“Our staff and physicians do such a great job with patients that we’ve long wanted to give them an environment that matches their skill and expertise, and we want to give patients and families a more comfortable, private environment in which to receive care,” said Harris CEO Steve Heatherly. “We’re really excited to get that project completed and be operational.”
With more than 16,000 square feet and 15 treatment rooms, the new emergency department is more than quadruple the size of the old emergency department and accommodates twice the number of patients.
The change in patient capacity isn’t an apples-to-apples comparison. The old emergency department didn’t have actual patient rooms, instead using a ward-type setup in which curtains could be moved to add or subtract patient areas. The new facility offers individual patient rooms that are designed to be easily expandable for procedures requiring more space.
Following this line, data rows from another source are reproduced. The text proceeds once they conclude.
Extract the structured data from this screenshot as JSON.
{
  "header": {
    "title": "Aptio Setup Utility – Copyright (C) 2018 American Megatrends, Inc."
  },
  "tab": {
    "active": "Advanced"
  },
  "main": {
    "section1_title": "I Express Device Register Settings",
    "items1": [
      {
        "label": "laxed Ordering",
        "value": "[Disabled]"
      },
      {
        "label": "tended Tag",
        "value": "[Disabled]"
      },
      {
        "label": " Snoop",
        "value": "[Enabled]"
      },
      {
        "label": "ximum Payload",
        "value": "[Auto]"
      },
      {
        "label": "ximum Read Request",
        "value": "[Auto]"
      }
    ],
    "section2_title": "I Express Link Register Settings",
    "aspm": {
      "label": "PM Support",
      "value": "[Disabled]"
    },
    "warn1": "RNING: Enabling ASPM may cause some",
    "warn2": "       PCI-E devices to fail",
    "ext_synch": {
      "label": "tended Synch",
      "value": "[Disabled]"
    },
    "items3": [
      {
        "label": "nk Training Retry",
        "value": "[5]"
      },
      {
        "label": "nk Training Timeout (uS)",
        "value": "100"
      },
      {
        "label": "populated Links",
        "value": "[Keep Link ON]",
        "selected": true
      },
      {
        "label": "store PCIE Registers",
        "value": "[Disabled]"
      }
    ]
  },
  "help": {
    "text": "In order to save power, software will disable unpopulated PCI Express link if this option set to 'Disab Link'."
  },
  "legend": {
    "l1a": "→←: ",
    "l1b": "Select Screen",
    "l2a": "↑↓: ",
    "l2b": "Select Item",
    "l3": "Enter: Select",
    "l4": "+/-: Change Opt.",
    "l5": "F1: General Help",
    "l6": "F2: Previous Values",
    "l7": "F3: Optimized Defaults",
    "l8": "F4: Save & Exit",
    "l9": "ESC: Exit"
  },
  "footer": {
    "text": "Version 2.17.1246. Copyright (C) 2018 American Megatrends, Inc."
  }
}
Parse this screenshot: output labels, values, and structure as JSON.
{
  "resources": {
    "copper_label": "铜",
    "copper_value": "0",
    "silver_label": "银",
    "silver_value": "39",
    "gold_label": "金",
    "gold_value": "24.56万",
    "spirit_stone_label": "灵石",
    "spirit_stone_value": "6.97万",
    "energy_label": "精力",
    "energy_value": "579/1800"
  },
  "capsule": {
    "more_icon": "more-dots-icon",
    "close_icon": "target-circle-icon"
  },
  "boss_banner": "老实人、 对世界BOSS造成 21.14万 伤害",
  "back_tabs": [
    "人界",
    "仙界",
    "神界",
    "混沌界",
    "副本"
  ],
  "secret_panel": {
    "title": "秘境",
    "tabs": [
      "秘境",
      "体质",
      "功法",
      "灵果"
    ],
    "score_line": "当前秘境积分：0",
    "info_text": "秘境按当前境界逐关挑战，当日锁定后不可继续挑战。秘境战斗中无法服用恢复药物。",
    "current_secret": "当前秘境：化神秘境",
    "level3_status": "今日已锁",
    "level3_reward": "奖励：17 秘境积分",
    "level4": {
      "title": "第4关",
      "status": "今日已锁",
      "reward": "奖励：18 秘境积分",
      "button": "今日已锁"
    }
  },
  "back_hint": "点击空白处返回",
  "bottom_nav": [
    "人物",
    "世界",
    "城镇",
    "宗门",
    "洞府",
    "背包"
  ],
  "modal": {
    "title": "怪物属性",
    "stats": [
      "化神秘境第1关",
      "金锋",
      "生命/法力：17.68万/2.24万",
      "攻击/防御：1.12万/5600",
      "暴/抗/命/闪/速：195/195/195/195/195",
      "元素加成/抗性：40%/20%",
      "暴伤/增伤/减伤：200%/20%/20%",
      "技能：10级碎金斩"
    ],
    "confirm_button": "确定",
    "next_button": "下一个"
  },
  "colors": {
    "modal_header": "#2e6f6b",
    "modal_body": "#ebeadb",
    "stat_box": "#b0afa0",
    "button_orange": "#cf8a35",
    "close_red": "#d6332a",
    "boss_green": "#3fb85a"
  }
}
Another notable feature of the new facility is its ability to accommodate behavioral health patients. Four of the rooms have pull-down walls that can cover items in the room that could be dangerous to a behavioral health patient, with other equipment in those rooms, such as sinks, curtains and TVs, designed to prevent patients from hurting themselves.
Because there was no overlap in operations between the new and old emergency department — patients were moved from one to the other at 7 a.m. Nov. 6 — all the equipment contained in the new facility is new as well.
No decisions have been made as to what will happen to the old emergency department, though it’s possible a catheterization laboratory will eventually go in there. The hospital has recently begun doing cardiac catheterizations but uses a mobile service to perform them.
“As our volume builds we anticipate putting in a fixed cath lab sometime in the next year or two,” Heatherly said.
Prior to Duke LifePoint’s acquisition of Harris Regional, the hospital’s foundation had been working for years to raise funds in support of the new emergency department. The agreement with Duke LifePoint during the acquisition included $11 million to kick off construction and complete the facility.